Barbara Anderson leads the MothNet project, and is a quantitative ecologist based at Landcare Research in Dunedin.
Robert is an invertebrate systematist specialising in Lepidopteran (moths and butterflies) taxonomy. He has co-authored “A photographic guide to Moths and Butterflies of New Zealand” and the digital guide to the larger moths of New Zealand. He is featured on RadioNZ and ScienceLearning Hub videos. He brings to the project essential experience and expertise on moth taxonomy, systematics and identification.
Ralf is a lecturer in the geography department at the University of Otago. He researches climate change, biogeography and habitat fragmentation.
Tangiwai is a lecturer at Te Tumu, the School of Māori, Pacific & Indigenous Studies at the University of Otago. Her research interests include te reo me ngā tikanga Māori, Māori Education and Māori Pedagogy.
Victoria leads the development of the immersion Te Reo resource placing our Beginners’ Guide series in a specifically Ngai Tahu cultural context. Consulting with kaumātua, the wider community and relevant literature to research the Whakapapa and stories associated with pepe.
Tiahuia is principal at Te Kura Kaupapa Māori o Ōtepoti.
Tahu Mackenzie is the Educator at Orokonui Ecosanctuary.
Janice is a plant evolutionary biologist at the University of Otago with interests in plant reproductive strategies and traditional uses of plant by Māori. Janice took part in Phase 1 of MothNet, Shedding Light on the Night.
Max is investigating the role of moths as pollinators on mainland and sub-Antarctic New Zealand. This is being done by documenting moth-plant associations (using the presence of pollen on moth bodies as a proxy for pollination) and by measuring how well moths transfer pollen between flowers.
Max is an MSc student at the Botany Department, University of Otago, co-supervised by Barbara Anderson and Janice Lord.
Sean is a graphic designer, illustrator and mixed media artist currently studying at Otago Polytechnic, and developed the illustrations on the Beginners' Guides to Macro Moths. You can find his blog and all his other works at @sean.william.g on Instagram
Steff is investigating the effects of artificial light on nocturnal Lepidoptera. Which type of street lighting least impacts urban moth populations in Dunedin?
Involve your schoolIf you would like your school to be involved or more information about the Ahi Pepe | MothNet project contact
03 470 7206 (Dr Barbara Anderson - Landcare Reasearch)
Shedding Light On the Night
The Ahi Pepe | MothNet project emerged from the “Shedding Light on the Night” project.
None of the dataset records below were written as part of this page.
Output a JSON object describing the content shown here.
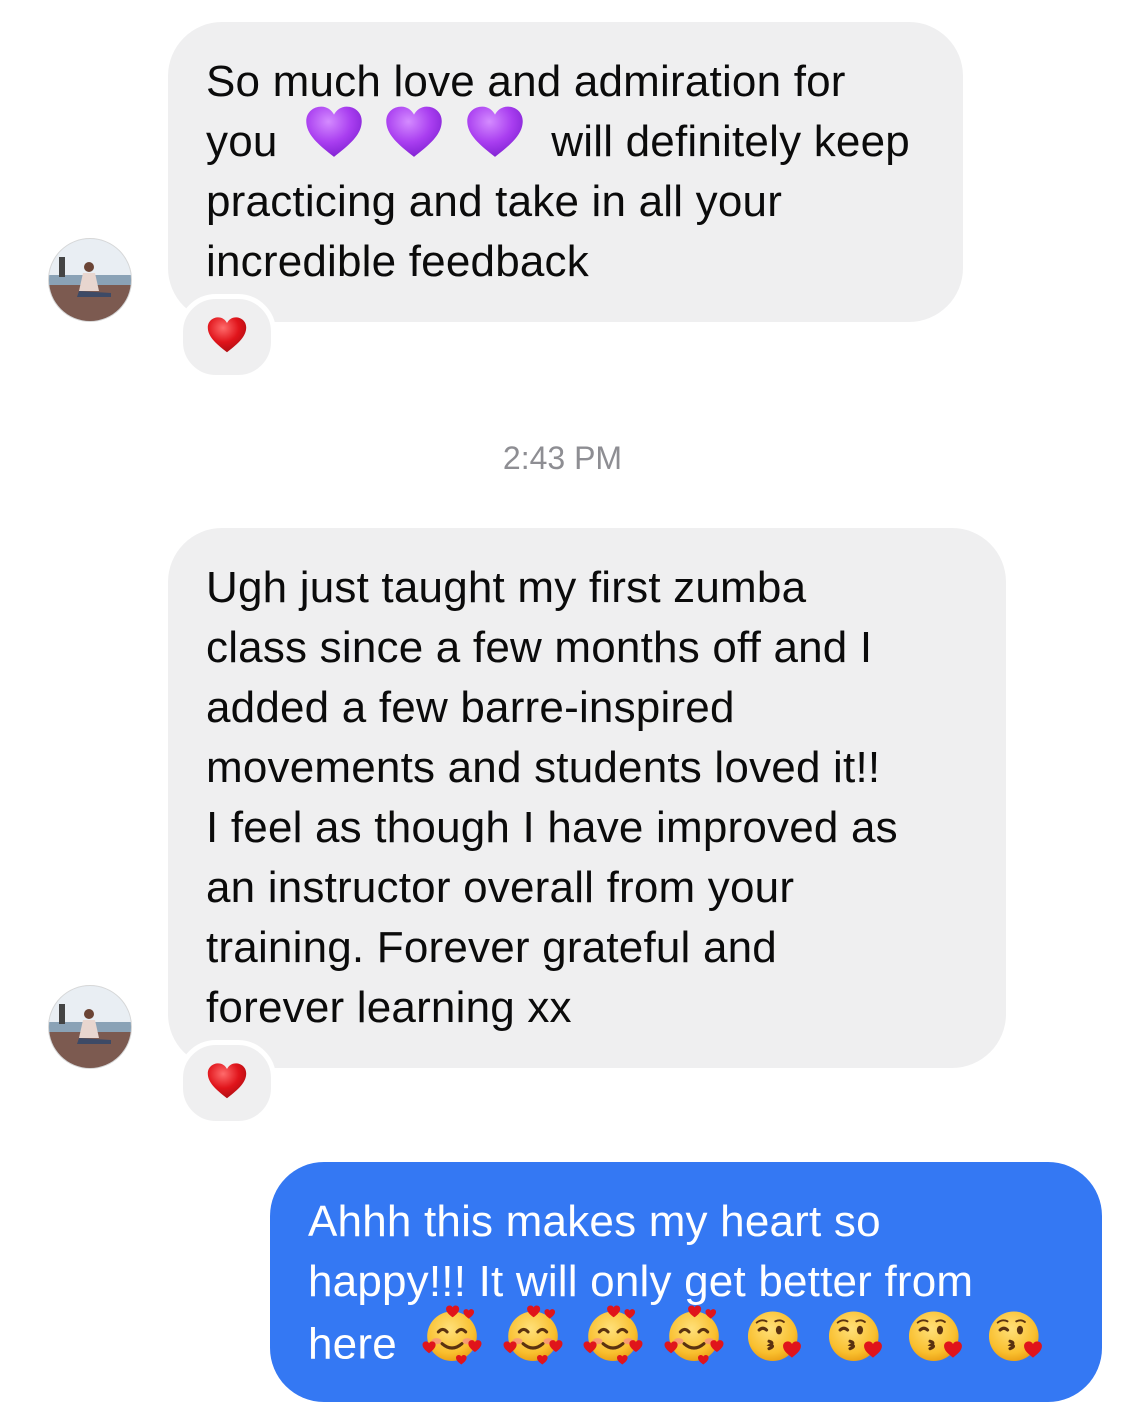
{
  "messages": [
    {
      "direction": "incoming",
      "lines": [
        "So much love and admiration for",
        "will definitely keep",
        "practicing and take in all your",
        "incredible feedback"
      ],
      "line1_prefix": "you",
      "inline_emojis": [
        "purple-heart",
        "purple-heart",
        "purple-heart"
      ],
      "reaction": "red-heart"
    },
    {
      "direction": "incoming",
      "lines": [
        "Ugh just taught my first zumba",
        "class since a few months off and I",
        "added a few barre-inspired",
        "movements and students loved it!!",
        "I feel as though I have improved as",
        "an instructor overall from your",
        "training. Forever grateful and",
        "forever learning xx"
      ],
      "reaction": "red-heart"
    },
    {
      "direction": "outgoing",
      "lines": [
        "Ahhh this makes my heart so",
        "happy!!! It will only get better from",
        "here"
      ],
      "trailing_emojis": [
        "smiling-face-with-hearts",
        "smiling-face-with-hearts",
        "smiling-face-with-hearts",
        "smiling-face-with-hearts",
        "kissing-face-blowing-kiss",
        "kissing-face-blowing-kiss",
        "kissing-face-blowing-kiss",
        "kissing-face-blowing-kiss"
      ]
    }
  ],
  "timestamp": "2:43 PM",
  "colors": {
    "incoming_bubble": "#efeff0",
    "outgoing_bubble": "#3478f3",
    "timestamp_text": "#8e8e93",
    "purple_heart": "#a93ef0",
    "red_heart": "#e0141b"
  }
}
The Shedding Light on the Night project is a partnership between Landcare Research, the Botany and Geography Departments of the University of Otago, Orokonui Ecosanctuary, and a collection of Otago schools Funded by the Ministry of Business Innovation and Employment's Curious Minds Participatory Science Platform – Otago Pilot initiative.
Beginners’ Guide to the Macro-Moths of Otago
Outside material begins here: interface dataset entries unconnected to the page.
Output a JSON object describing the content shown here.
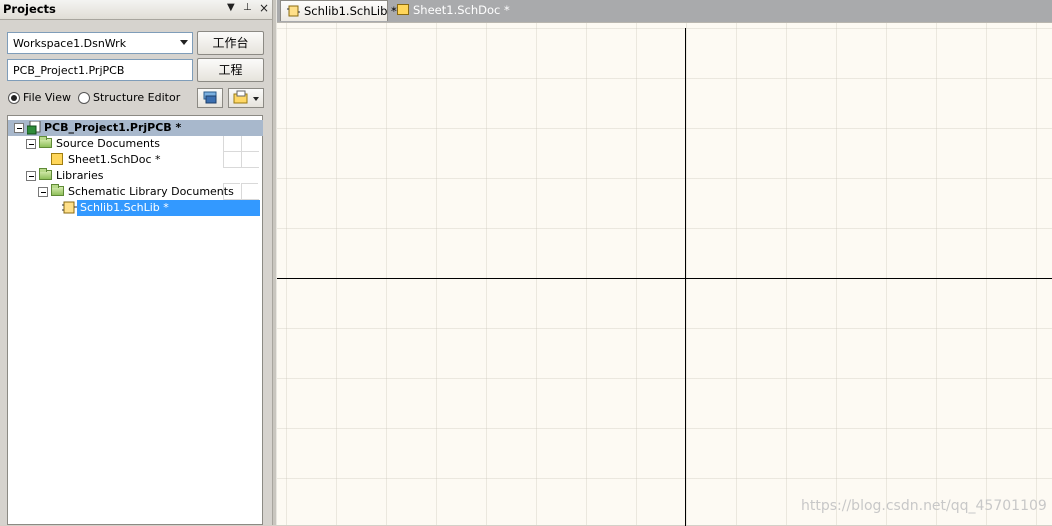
{
  "panel": {
    "title": "Projects",
    "header_buttons": [
      "▼",
      "⊥",
      "×"
    ],
    "workspace_value": "Workspace1.DsnWrk",
    "workspace_button": "工作台",
    "project_value": "PCB_Project1.PrjPCB",
    "project_button": "工程",
    "view_options": [
      {
        "label": "File View",
        "selected": true
      },
      {
        "label": "Structure Editor",
        "selected": false
      }
    ]
  },
  "tree": {
    "project": "PCB_Project1.PrjPCB *",
    "source_group": "Source Documents",
    "sheet": "Sheet1.SchDoc *",
    "libraries_group": "Libraries",
    "schlib_group": "Schematic Library Documents",
    "schlib": "Schlib1.SchLib *",
    "selected_color": "#3399ff",
    "project_row_color": "#a8b8cc"
  },
  "tabs": [
    {
      "label": "Schlib1.SchLib *",
      "active": true
    },
    {
      "label": "Sheet1.SchDoc *",
      "active": false
    }
  ],
  "canvas": {
    "background": "#fdfaf3",
    "watermark": "https://blog.csdn.net/qq_45701109"
  }
}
In addition to the work with schools within Otago the Beginners’ Guide to the Macro-Moths of Otago was produced by Landcare Research for the Shedding Light on the Night project. The overall text, content, and design, by Drs Barbara Anderson and Robert Hoare, are part of the ongoing research into the ecology, distributions, and ecological interactions of Lepidoptera in the Otago region included in the Coastal, Alpine and Montane Biotic Interactions research programme. The moth illustrations are by Birgit Rhode, Landcare Research, based on specimens in the NZAC. Line drawings are by Lily Burrows. We would like to thank Brian Patrick for help in compiling the list of species for inclusion.
The Beginners’ Guide to the Macro-Moths of Otago is freely available for download in a variety of printing formats. It has a Creative Commons BY NC ND license which means you can download it and use it but you can't sell it or change it.